The sole hint of dissension in the otherwise fireworks-less session—well, outgoing member-at-large James Beaman did call passionately for greater activism—was former board member Gregory Kennell's suggestions that a number of amendments be made in the bylaws. (Lennie Watts replaces Beaman, and, it appears, there will also be two additional members-at-large appointed soon.) Suggesting that there was a cause-and-effect relationship between his recommendation that MAC membership resume voting for officers and his being dismissed from the board, Kennell stayed cool while questioning the status quo. Which includes the need for 50% of the membership to make up a voting quorum at any general meeting. The plea for amended bylaws has resulted in his joining the bylaw committee, currently presided over by Audrey Lavine.
Perhaps the most startling, if unremarked on, comment of the evening came from MAC president Estwanik in reply to an urgent and poignant speech by Miranda Records topper Kitty Skrobela. Saying she'd poured every penny she had into the label's CDs, but isn't strong on promotion, she confided that she looked to MAC for help building cabaret audiences. Estwanik took the mike to admit, "I don't have an answer for that." Kinda shocking, but perhaps he was just trying to move things along. Or maybe he truly had no answer, which would seem strange in someone who will have headed the MAC board for five years when he steps down next September.
Of course, Estwanik does have a partial answer and has put it into practice, as the MAC Outreach strategy attests. So does the introduction of concierge evenings. But, by this time, he and his board should have other beneficial answers ready for Skrobela. Not to offer some response to her and those in her position is to admit a lack of vision that any board must have if it means to serve its membership to the best of its ability. (MAC counsel Alan Bomser, sitting next to me, noted that Estwanik has done much good. He pushed, Bomser pointed out, for the organization's 501(c)(3) status as a not-for-profit organization able to raise funds and pay performers for Outreach shows.)
But Skrobela's request really gets back to the problem Anna Bergman's anecdote exposes. The public, especially the younger segment, needs to be educated about cabaret. Their many misperceptions have to be corrected. Dispatching shows to schools is a strong beginning, but something larger is also called for—something along the lines of the campaigns that the League of American Theatres and Producers wages on behalf of Broadway. There need to be aggressive media crusades explaining that cabaret is not strippers or fogies singing operetta, but vital performers uniquely offering up-to-the-minute entertainment in intimate surroundings. And there's a more radical question MAC needs to probe. Is the word "cabaret" confusing, even obsolete? Is there another, more forward-looking label for the high-quality entertainment to which MAC wants to draw attention?

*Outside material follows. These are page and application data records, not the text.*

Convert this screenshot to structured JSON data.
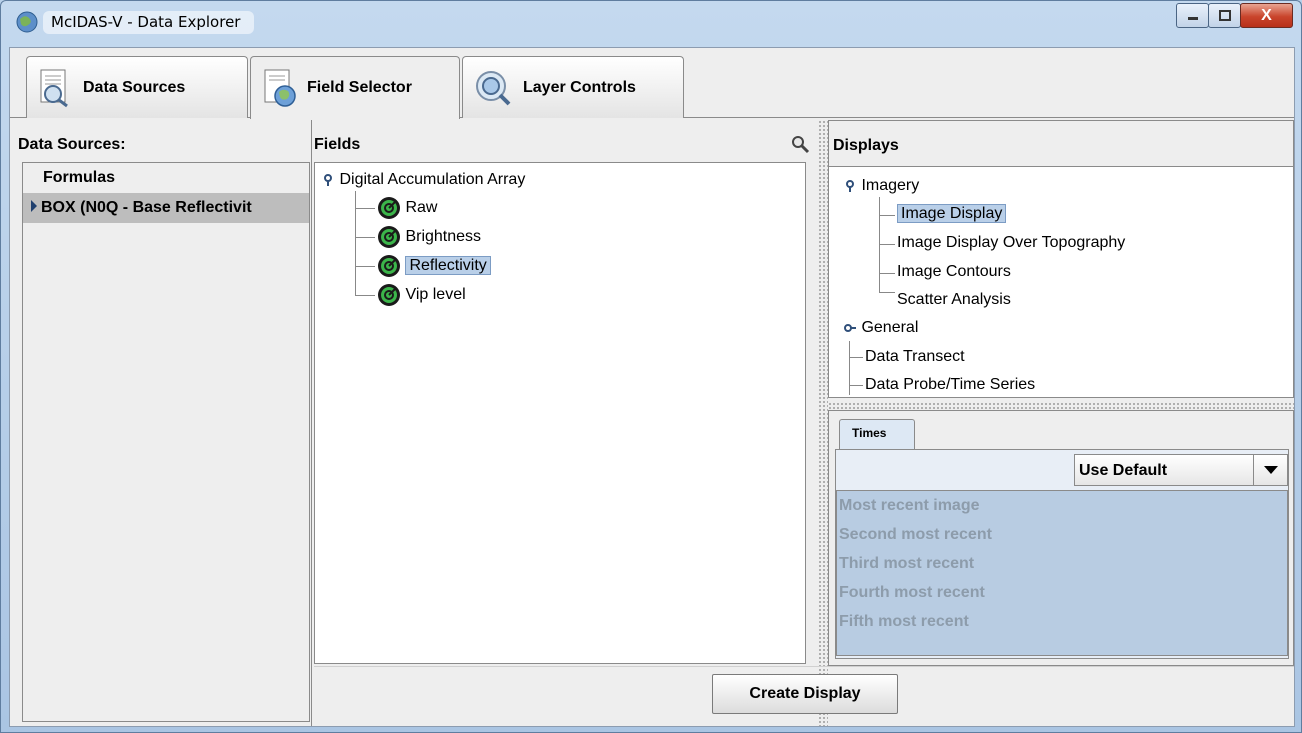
{
  "window": {
    "title": "McIDAS-V - Data Explorer",
    "close_glyph": "X"
  },
  "tabs": [
    {
      "label": "Data Sources",
      "icon": "data-sources-icon"
    },
    {
      "label": "Field Selector",
      "icon": "field-selector-icon"
    },
    {
      "label": "Layer Controls",
      "icon": "layer-controls-icon"
    }
  ],
  "data_sources": {
    "header": "Data Sources:",
    "items": [
      {
        "label": "Formulas"
      },
      {
        "label": "BOX (N0Q - Base Reflectivit"
      }
    ]
  },
  "fields": {
    "header": "Fields",
    "root": "Digital Accumulation Array",
    "items": [
      {
        "label": "Raw"
      },
      {
        "label": "Brightness"
      },
      {
        "label": "Reflectivity"
      },
      {
        "label": "Vip level"
      }
    ]
  },
  "displays": {
    "header": "Displays",
    "imagery": "Imagery",
    "imagery_items": [
      {
        "label": "Image Display"
      },
      {
        "label": "Image Display Over Topography"
      },
      {
        "label": "Image Contours"
      },
      {
        "label": "Scatter Analysis"
      }
    ],
    "general": "General",
    "other_items": [
      {
        "label": "Data Transect"
      },
      {
        "label": "Data Probe/Time Series"
      }
    ]
  },
  "times": {
    "tab_label": "Times",
    "selector_value": "Use Default",
    "items": [
      "Most recent image",
      "Second most recent",
      "Third most recent",
      "Fourth most recent",
      "Fifth most recent"
    ]
  },
  "buttons": {
    "create_display": "Create Display"
  }
}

Of course, this course of endeavor must be accompanied by sponsorship dollars, lots and lots of them. For the moment, MAC would seem to be too much in the red to do much more than talk about the possibilities. But, as the Sept. 20 meeting attested, MAC is prepared for managed talk.